*** Opening Source records ***

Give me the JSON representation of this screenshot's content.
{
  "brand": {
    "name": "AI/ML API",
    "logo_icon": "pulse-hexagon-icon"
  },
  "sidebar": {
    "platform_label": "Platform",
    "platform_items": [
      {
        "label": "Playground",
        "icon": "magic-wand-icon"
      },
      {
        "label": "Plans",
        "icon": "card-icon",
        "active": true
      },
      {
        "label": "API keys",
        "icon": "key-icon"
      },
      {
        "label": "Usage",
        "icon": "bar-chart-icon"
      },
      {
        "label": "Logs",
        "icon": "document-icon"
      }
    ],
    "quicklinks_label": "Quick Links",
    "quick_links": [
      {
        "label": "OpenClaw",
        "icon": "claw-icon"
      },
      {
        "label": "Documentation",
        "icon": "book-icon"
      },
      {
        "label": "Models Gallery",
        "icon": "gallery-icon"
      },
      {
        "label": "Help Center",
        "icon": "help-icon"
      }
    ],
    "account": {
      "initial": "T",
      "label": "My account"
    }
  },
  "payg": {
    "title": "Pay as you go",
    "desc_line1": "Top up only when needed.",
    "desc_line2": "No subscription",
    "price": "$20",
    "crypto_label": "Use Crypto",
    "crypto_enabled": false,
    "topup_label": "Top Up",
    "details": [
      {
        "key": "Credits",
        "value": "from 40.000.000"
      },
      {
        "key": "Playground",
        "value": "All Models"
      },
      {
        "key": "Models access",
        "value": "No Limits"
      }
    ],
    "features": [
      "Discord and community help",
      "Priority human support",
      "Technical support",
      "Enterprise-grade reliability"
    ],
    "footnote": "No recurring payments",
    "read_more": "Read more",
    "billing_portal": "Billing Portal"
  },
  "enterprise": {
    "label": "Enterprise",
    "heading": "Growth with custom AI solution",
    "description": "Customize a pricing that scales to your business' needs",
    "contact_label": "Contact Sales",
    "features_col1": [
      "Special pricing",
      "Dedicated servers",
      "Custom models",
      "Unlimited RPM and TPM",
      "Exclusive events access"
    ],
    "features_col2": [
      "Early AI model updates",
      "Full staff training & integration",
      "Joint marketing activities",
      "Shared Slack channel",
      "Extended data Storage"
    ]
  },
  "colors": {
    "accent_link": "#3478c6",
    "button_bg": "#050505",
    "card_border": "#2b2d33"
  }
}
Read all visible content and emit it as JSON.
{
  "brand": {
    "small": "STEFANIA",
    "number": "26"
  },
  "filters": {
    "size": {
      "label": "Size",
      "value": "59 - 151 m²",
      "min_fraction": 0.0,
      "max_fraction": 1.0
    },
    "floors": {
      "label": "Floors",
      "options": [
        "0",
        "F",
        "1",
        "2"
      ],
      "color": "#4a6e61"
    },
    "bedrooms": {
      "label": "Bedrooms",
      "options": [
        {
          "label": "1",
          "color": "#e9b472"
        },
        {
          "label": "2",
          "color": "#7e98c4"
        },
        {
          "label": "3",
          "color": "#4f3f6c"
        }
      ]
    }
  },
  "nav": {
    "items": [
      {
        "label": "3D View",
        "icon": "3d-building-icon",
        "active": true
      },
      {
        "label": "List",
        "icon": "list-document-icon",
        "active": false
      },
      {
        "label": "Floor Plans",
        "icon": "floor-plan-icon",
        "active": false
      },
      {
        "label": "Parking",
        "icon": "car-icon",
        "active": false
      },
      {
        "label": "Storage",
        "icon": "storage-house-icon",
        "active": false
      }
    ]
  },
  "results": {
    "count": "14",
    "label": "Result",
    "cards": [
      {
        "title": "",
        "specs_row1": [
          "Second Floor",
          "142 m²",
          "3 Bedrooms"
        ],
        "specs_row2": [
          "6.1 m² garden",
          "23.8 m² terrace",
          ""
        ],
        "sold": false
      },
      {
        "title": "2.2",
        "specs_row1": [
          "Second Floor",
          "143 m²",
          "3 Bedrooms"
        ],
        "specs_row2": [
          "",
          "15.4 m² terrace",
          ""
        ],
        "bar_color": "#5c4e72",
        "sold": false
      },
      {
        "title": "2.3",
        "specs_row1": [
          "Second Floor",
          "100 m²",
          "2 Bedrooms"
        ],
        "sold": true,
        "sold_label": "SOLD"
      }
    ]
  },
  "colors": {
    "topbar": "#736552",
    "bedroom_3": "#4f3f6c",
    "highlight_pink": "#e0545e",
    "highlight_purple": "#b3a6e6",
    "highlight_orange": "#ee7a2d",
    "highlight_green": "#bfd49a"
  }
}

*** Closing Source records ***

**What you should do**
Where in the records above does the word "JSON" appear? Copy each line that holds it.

**Solved problem**
Give me the JSON representation of this screenshot's content.
Read all visible content and emit it as JSON.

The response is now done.